Very recently this year, the Durban High Court heard a divorce case that raised a very important question surrounding marriage, antenuptial agreements and marital property regimes. It had to engage with the idea of an unregistered antenuptial contract.
This case involved two parties that were married and now wanted to divorce. Prior to their marriage, the parties had decided to be married out of community of property and so wanted to enter into an antenuptial agreement (an antenuptial agreement allows you to marry out of community of property: you can read our blog post here if you are unsure what the terms in/out of community of property and antenuptial contract mean). In order to achieve this goal, the parties authorised their attorney to carry out the necessary steps in the process on their behalf. That is, the attorney was meant to execute the contract in the presence of the required official and then register the contract in the deeds office on their behalf. The parties did not know, however, that the contract was not executed, nor was it registered in the deeds office.
The question to be answered
There was therefore no official antenuptial contract. The parties had only initialed a draft version of the contract and had given their attorney authority to execute the contract and register it through signing power of attorney. The question that the court had to answer was whether these circumstances were enough to recognise a legitimate antenuptial contract. Whether this contract could be recognised accordingly affected whether the parties were married in or out of community of property.
What the court said
The High Court acknowledged that the antenuptial contract was not registered. This meant that the contract would have no force or effect against any person not party to the contract (that is, any person other than the married couple). Nevertheless, the court held, the parties had agreed prior to the marriage that their marriage would be governed by an antenuptial contract. The unregistered antenuptial contract reflected the common intention of the parties to be married out of community of property. The court found that an informal antenuptial contract existed between the married couple. The contract would therefore be binding between the married couple themselves.

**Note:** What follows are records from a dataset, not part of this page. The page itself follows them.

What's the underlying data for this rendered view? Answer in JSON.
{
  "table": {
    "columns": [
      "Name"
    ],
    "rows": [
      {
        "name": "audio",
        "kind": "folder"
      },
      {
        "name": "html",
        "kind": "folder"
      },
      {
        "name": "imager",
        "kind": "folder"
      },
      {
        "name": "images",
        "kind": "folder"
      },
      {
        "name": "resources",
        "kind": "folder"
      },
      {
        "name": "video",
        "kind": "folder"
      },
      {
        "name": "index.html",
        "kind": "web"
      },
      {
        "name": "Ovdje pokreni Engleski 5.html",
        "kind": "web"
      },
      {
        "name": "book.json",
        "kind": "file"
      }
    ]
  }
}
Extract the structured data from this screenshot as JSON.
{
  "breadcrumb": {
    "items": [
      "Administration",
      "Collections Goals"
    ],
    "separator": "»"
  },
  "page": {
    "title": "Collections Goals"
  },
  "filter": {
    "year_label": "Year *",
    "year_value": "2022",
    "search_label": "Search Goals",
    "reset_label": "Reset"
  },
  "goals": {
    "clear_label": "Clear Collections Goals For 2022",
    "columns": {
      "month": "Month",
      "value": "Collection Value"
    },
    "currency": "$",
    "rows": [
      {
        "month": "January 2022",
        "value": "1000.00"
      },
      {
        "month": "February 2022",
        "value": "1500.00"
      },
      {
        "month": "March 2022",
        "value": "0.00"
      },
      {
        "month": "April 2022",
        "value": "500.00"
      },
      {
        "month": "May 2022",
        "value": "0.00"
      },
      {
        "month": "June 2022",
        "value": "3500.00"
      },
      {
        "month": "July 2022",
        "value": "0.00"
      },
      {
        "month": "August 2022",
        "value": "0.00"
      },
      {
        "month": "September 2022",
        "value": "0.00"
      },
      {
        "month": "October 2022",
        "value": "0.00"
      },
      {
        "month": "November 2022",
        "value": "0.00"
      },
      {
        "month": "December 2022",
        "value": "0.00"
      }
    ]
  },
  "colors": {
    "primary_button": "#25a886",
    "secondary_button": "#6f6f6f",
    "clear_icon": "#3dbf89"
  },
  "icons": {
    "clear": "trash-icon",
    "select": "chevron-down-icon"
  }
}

This judgment by the Durban High Court shows that there is scope for unregistered antenuptial contracts still to be binding on the parties to the contract.
But the take-home message to anyone looking to marry and enter into an antenuptial contract: make sure you do things right! Avoid any potential complications in the future: ensure you choose an attorney who knows what they are doing. If you need any advice on antenuptial contracts please do not hesitate to contact us at [email protected].